The problem → Sift through the material below and return the lines with "Points".

Input →
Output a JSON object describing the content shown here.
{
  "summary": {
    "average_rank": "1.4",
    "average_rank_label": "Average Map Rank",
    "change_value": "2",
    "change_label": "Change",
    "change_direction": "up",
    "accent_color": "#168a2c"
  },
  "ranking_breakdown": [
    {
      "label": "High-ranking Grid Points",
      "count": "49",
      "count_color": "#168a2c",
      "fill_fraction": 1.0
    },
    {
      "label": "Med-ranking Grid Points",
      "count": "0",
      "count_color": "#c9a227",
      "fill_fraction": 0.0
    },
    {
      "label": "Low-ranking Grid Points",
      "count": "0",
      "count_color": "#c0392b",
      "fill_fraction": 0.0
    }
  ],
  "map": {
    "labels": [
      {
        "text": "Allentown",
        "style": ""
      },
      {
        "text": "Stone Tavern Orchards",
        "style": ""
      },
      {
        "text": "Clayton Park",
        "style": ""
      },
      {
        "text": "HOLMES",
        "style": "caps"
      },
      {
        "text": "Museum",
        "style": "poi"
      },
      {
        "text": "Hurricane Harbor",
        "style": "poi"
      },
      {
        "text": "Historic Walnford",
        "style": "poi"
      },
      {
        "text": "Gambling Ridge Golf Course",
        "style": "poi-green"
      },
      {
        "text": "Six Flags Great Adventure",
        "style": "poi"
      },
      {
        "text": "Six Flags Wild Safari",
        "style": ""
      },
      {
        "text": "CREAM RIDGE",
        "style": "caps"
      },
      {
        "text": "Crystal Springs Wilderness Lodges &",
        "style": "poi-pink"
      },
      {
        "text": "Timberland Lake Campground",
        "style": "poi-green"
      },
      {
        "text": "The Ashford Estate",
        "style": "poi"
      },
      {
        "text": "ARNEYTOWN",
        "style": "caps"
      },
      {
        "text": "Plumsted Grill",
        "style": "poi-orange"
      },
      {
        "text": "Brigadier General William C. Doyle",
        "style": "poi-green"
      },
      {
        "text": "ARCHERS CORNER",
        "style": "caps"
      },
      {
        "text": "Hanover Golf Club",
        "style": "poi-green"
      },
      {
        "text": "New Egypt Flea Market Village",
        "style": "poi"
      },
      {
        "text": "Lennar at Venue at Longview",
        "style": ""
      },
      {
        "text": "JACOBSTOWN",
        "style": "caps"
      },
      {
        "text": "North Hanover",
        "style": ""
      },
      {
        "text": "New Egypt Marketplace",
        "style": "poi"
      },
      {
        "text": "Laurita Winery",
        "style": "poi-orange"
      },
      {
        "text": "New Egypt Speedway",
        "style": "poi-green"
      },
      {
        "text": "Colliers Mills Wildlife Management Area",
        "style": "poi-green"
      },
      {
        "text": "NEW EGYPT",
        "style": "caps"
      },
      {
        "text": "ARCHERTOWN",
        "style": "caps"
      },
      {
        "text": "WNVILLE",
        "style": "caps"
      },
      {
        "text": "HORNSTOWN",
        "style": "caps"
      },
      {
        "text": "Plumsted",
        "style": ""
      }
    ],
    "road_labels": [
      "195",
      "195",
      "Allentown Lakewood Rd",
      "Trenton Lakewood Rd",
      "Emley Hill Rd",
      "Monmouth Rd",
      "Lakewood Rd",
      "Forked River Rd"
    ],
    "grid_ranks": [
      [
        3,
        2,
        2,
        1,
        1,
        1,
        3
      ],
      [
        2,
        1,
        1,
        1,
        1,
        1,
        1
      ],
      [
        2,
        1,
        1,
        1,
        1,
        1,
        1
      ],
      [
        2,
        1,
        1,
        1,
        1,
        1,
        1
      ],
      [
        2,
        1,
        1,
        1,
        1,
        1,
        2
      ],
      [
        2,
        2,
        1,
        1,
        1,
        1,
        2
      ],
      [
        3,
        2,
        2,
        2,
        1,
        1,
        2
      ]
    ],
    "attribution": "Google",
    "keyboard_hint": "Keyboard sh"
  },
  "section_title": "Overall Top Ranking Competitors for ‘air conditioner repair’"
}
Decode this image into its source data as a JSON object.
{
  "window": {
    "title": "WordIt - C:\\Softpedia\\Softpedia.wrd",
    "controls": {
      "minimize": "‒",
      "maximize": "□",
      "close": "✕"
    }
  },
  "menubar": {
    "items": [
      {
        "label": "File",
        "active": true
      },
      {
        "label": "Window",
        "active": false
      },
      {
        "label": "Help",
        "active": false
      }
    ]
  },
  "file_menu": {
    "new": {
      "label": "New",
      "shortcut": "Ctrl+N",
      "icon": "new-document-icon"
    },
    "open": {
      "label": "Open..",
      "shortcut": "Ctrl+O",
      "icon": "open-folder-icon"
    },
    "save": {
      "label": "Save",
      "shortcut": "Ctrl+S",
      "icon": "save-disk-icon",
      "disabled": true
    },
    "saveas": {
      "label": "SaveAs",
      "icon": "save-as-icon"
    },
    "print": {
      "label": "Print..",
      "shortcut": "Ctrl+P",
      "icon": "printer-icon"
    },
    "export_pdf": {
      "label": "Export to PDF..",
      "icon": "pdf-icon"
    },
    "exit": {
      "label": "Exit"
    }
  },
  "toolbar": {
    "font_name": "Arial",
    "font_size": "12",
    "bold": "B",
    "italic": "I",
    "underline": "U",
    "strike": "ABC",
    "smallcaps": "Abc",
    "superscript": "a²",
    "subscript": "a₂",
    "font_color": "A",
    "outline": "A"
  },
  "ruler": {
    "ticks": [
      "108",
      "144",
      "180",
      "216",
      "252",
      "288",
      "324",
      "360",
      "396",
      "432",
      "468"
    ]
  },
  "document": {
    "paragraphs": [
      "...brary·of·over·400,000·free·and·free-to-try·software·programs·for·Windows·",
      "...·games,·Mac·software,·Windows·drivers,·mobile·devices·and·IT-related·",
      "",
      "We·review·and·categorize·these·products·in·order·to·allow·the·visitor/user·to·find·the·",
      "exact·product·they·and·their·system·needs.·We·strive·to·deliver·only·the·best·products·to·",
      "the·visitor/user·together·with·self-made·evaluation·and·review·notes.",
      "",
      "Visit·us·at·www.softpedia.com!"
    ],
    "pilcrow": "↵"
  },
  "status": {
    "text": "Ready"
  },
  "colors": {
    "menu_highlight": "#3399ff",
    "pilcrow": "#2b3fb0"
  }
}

Your response →
      "label": "High-ranking Grid Points",
      "label": "Med-ranking Grid Points",
      "label": "Low-ranking Grid Points",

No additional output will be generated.